- Work in groups of 3-4 and come up with a group name (these groups have already been set for UMW face-to-face and online courses, but open course can do this however they like—might be fun for you hippies to group up and start working together).
- Pick an overarching theme for your show.
- Start playing as soon as possible by producing a short sound effect story. Be sure to blog your results with the appropriate assignment tags.
- Your final show needs to be at least 30 minutes, and you can have as many segments as you like. Use the audio assignments on ds106.us as inspiration for segments (although you are NOT limited to these).
- If you don’t see an assignment you like on ds106, then submit one for a segment you’d like to do — this is a way for us all to help each other come up with segment ideas.
- By February 24th, you must have a segment of your show ready to share with the class. This segment should be 5 minutes long. This can be an entire segment or part of a segment. It doesn’t need to be finalized, but it needs to be good enough to share. You must upload your segment to the ds106 dropbox by 5:00 on the 24th. When you upload your file, make sure the mp3 file is titled “ds106showsegment_YOURGROUPNAME_.mp3?.
- On February 24th and March 10th, the ds106 sections will be meeting collectively (location to be determined) and will spend the class broadcasting a live radio show. Martha Burtis and I will host it, and each group will share its five minute segment. We will then interview the group (and take questions from the live studio audience) about the work they’ve shared. Not all groups will be able to present on the first night, but everyone must submit their five minute segment by the first night!
- Your final show is due on Friday, March 11 at midnight. You must upload your show to the ds106 dropbox. When you upload your file, make sure the mp3 file is titled “ds106showfinal_YOURGROUPNAME_.mp3?.
- Over the course of the following weekend (March 12 & 13), all of the shows will be in rotation on ds106 radio.
- how creatively you interpret and present your show theme,
- how effectively you tell the various stories you present, and
- how your show sounds. We don’t expect perfection, but we DO expect you to grapple with the technology to present the best product you can.
- In addition, at the end of the process you will be asked to blog about the entire experience. This will be an opportunity for you to share the challenges you faced and how you tried to surmount them.
Here is an excellent example from last semester’s ds106 renegades: http://ds106.us/wp-content/audio/audio_story.mp3
You will be evaluated on the following:

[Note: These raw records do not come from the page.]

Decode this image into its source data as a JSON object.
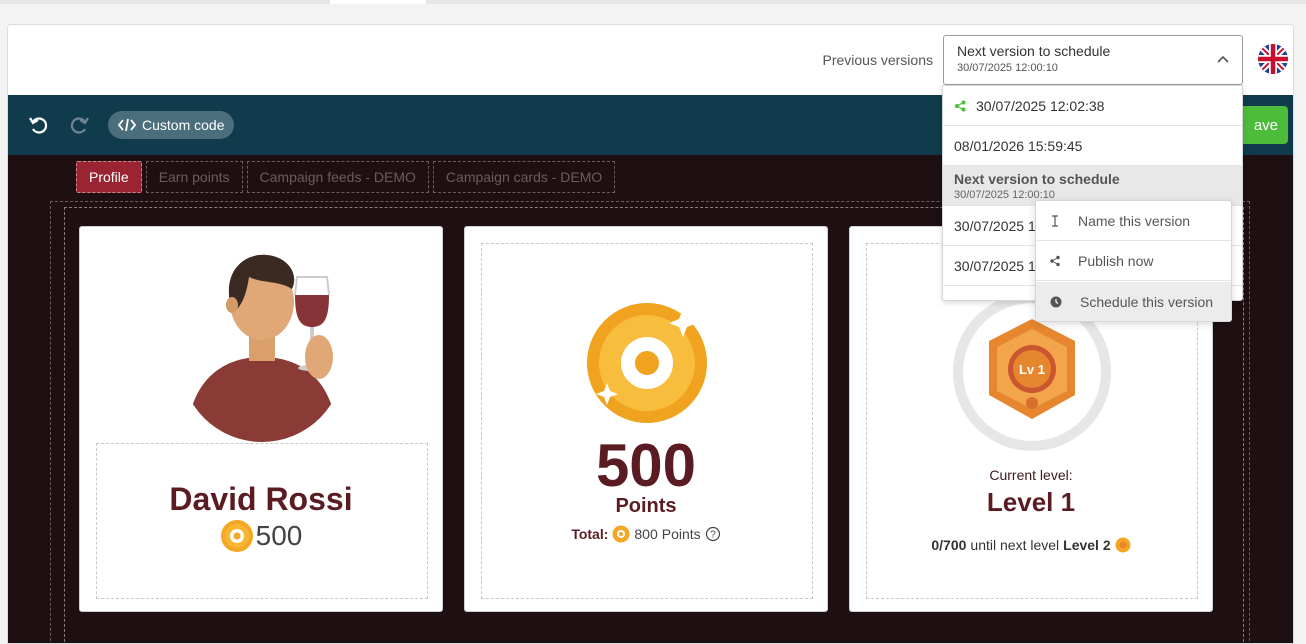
{
  "header": {
    "previous_versions_label": "Previous versions",
    "selected_version_title": "Next version to schedule",
    "selected_version_date": "30/07/2025 12:00:10",
    "language_flag": "uk-flag-icon"
  },
  "toolbar": {
    "custom_code_label": "Custom code",
    "save_label": "ave"
  },
  "tabs": [
    {
      "label": "Profile",
      "active": true
    },
    {
      "label": "Earn points",
      "active": false
    },
    {
      "label": "Campaign feeds - DEMO",
      "active": false
    },
    {
      "label": "Campaign cards - DEMO",
      "active": false
    }
  ],
  "profile_card": {
    "name": "David Rossi",
    "points": "500"
  },
  "points_card": {
    "value": "500",
    "unit": "Points",
    "total_label": "Total:",
    "total_value": "800",
    "total_unit": "Points"
  },
  "level_card": {
    "badge_text": "Lv 1",
    "current_level_label": "Current level:",
    "level_name": "Level 1",
    "progress_text": "0/700",
    "until_text": "until next level",
    "next_level": "Level 2",
    "progress_fraction": 0
  },
  "versions_dropdown": {
    "items": [
      {
        "date": "30/07/2025 12:02:38",
        "published": true
      },
      {
        "date": "08/01/2026 15:59:45",
        "published": false
      },
      {
        "title": "Next version to schedule",
        "date": "30/07/2025 12:00:10",
        "selected": true
      },
      {
        "date": "30/07/2025 1"
      },
      {
        "date": "30/07/2025 1"
      }
    ]
  },
  "context_menu": {
    "items": [
      {
        "label": "Name this version",
        "icon": "text-cursor-icon"
      },
      {
        "label": "Publish now",
        "icon": "share-icon"
      },
      {
        "label": "Schedule this version",
        "icon": "clock-icon"
      }
    ]
  },
  "colors": {
    "toolbar_bg": "#0f3b4d",
    "canvas_bg": "#1e1012",
    "accent_red": "#9a2431",
    "brand_text": "#5a1c22",
    "save_green": "#4cbc3a",
    "published_green": "#4cbc3a",
    "coin_orange": "#f5a623"
  }
}
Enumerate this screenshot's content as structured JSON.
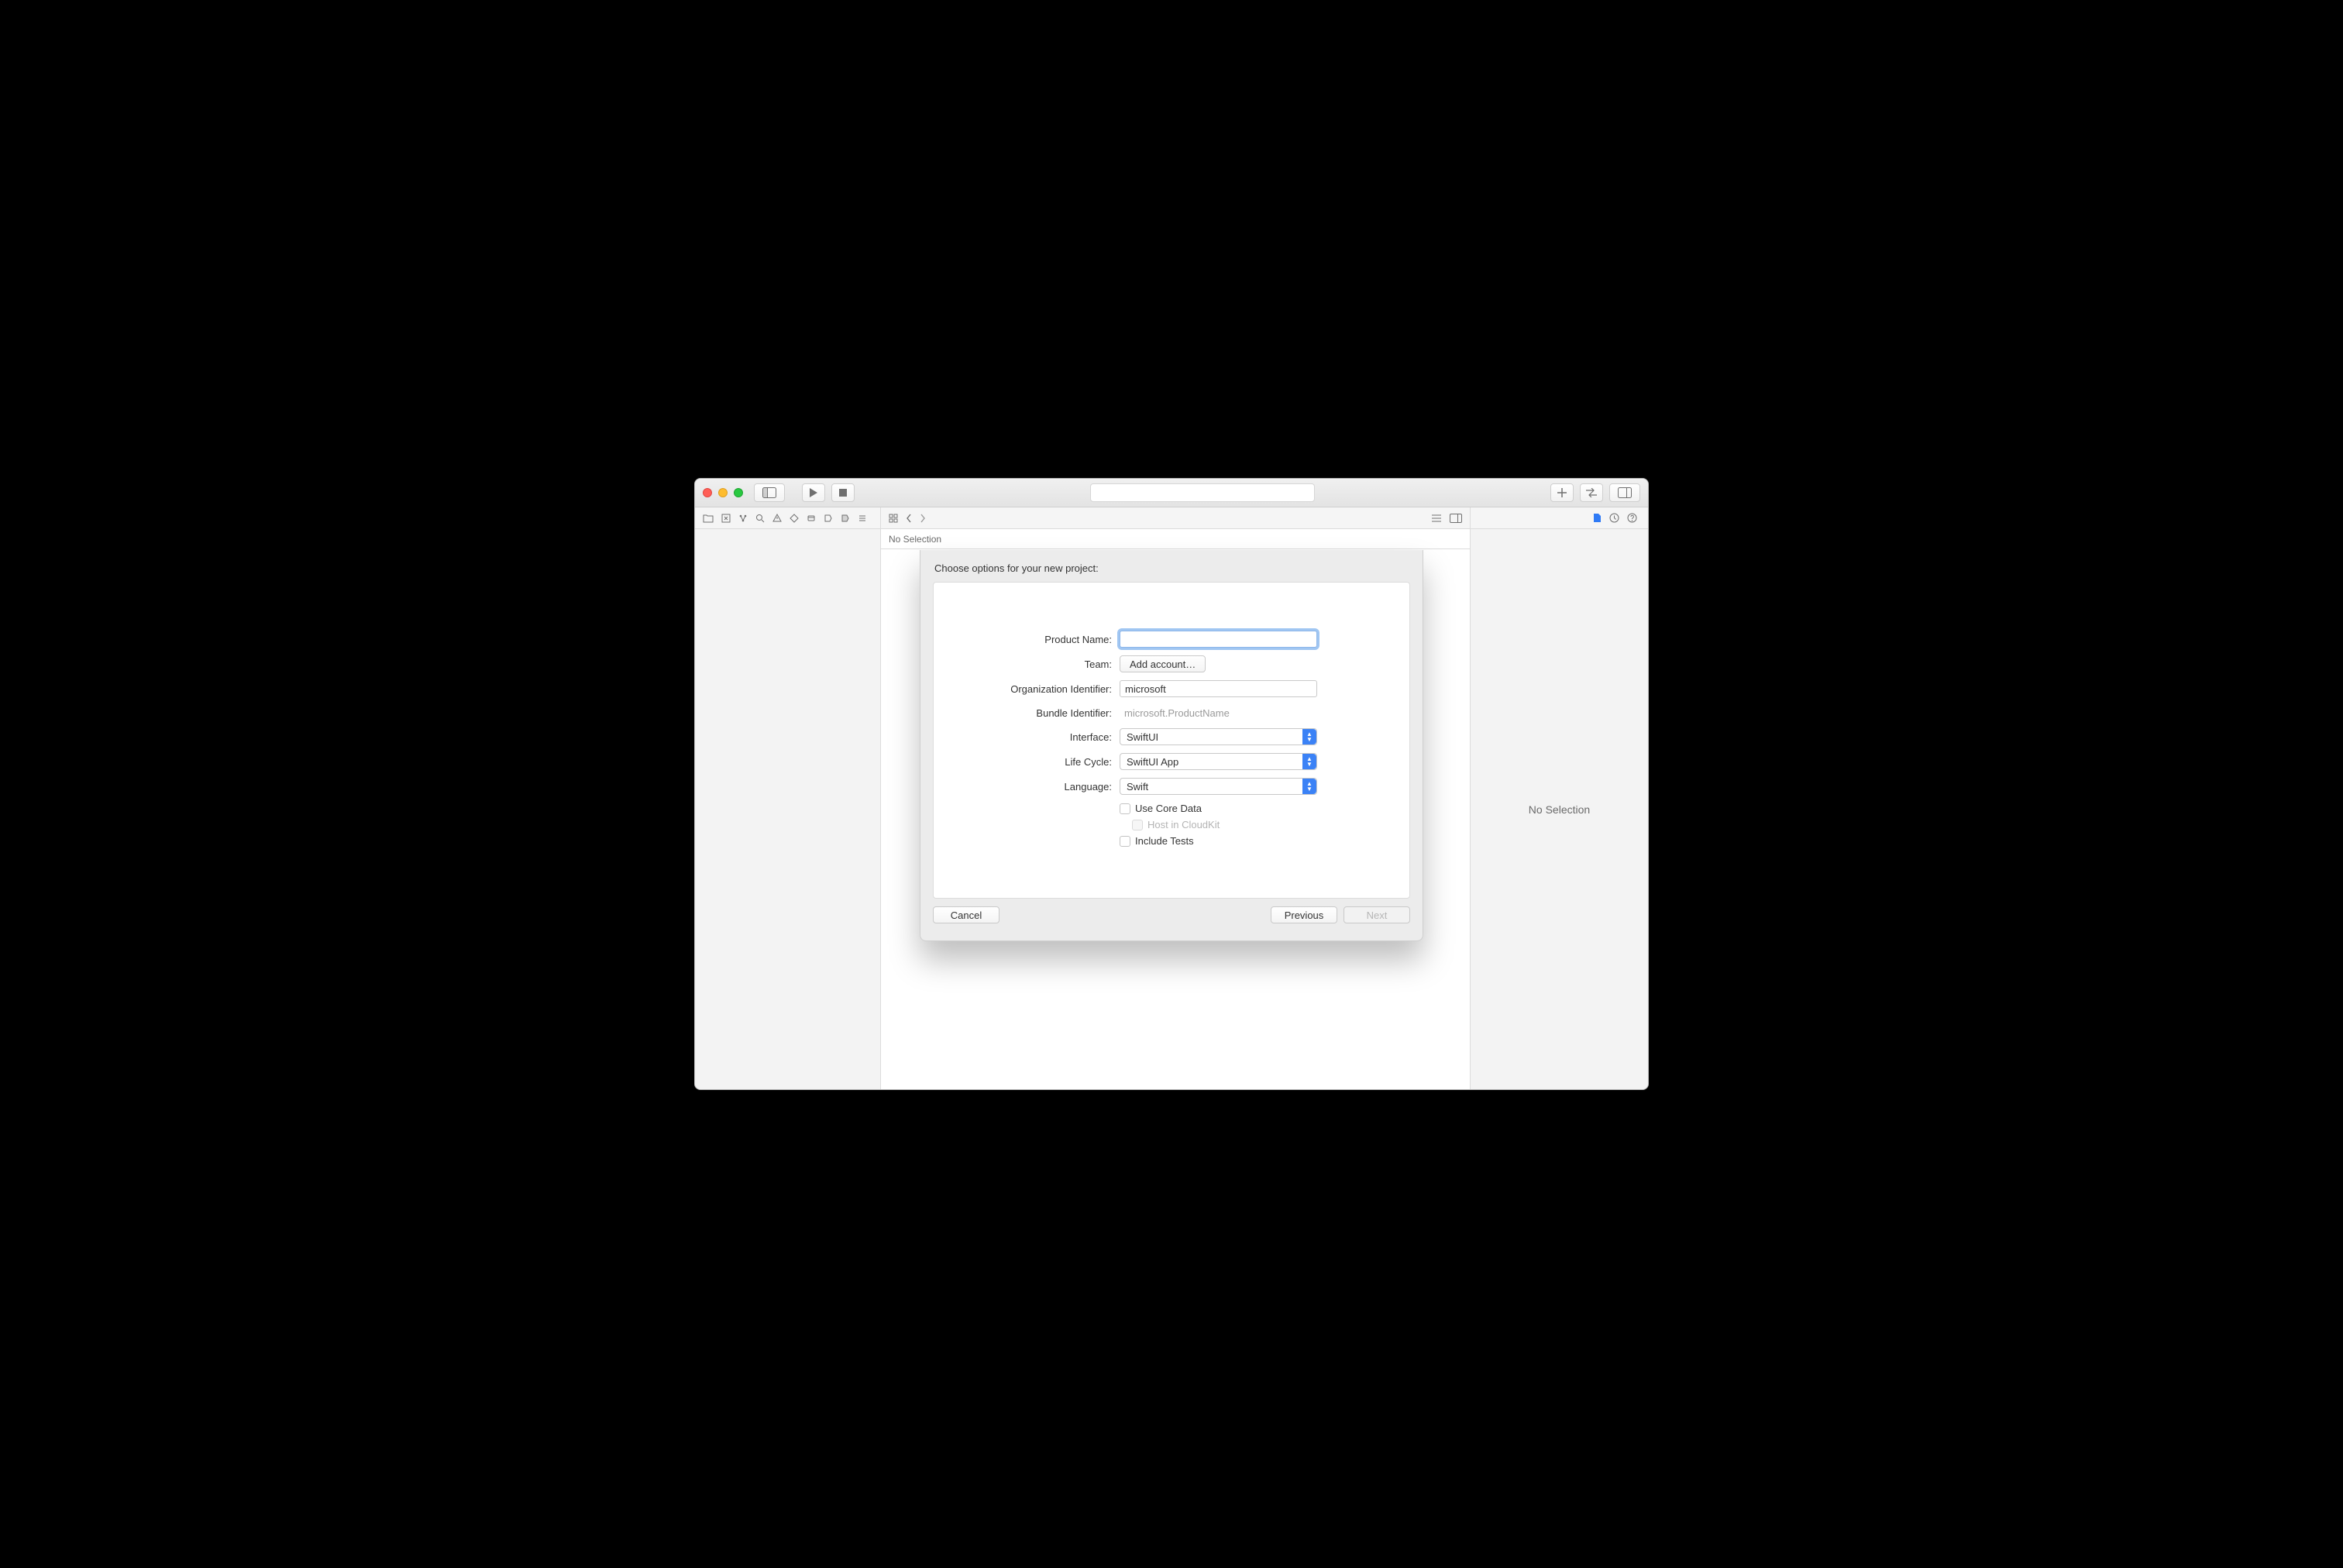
{
  "toolbar": {
    "close_icon": "close",
    "minimize_icon": "minimize",
    "zoom_icon": "zoom",
    "panel_toggle_icon": "sidebar-left",
    "run_icon": "play",
    "stop_icon": "stop",
    "library_plus_icon": "plus",
    "code_review_icon": "compare-arrows",
    "panels_icon": "sidebar-right"
  },
  "navigator_icons": [
    "folder",
    "square-x",
    "hierarchy",
    "search",
    "warning",
    "diamond",
    "message",
    "spray",
    "tag",
    "list"
  ],
  "editor_mid_icons": [
    "grid",
    "chevron-left",
    "chevron-right"
  ],
  "editor_end_icons": [
    "list-lines",
    "sidebar-right"
  ],
  "inspector_icons": [
    "doc",
    "history",
    "help"
  ],
  "docbar": {
    "text": "No Selection"
  },
  "inspector": {
    "empty_text": "No Selection"
  },
  "sheet": {
    "title": "Choose options for your new project:",
    "labels": {
      "product_name": "Product Name:",
      "team": "Team:",
      "org_id": "Organization Identifier:",
      "bundle_id": "Bundle Identifier:",
      "interface": "Interface:",
      "life_cycle": "Life Cycle:",
      "language": "Language:"
    },
    "values": {
      "product_name": "",
      "team_button": "Add account…",
      "org_id": "microsoft",
      "bundle_id": "microsoft.ProductName",
      "interface": "SwiftUI",
      "life_cycle": "SwiftUI App",
      "language": "Swift"
    },
    "checks": {
      "core_data": "Use Core Data",
      "cloudkit": "Host in CloudKit",
      "tests": "Include Tests"
    },
    "buttons": {
      "cancel": "Cancel",
      "previous": "Previous",
      "next": "Next"
    }
  }
}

Now obviously the online open ds106 folks can riff on this however they like, as with everything.
This assignment was co-authored with Martha Burtis, but like with everything, she did most of the work.
Image credit: Andrew Allingham’s awesome ds106 radio poster/design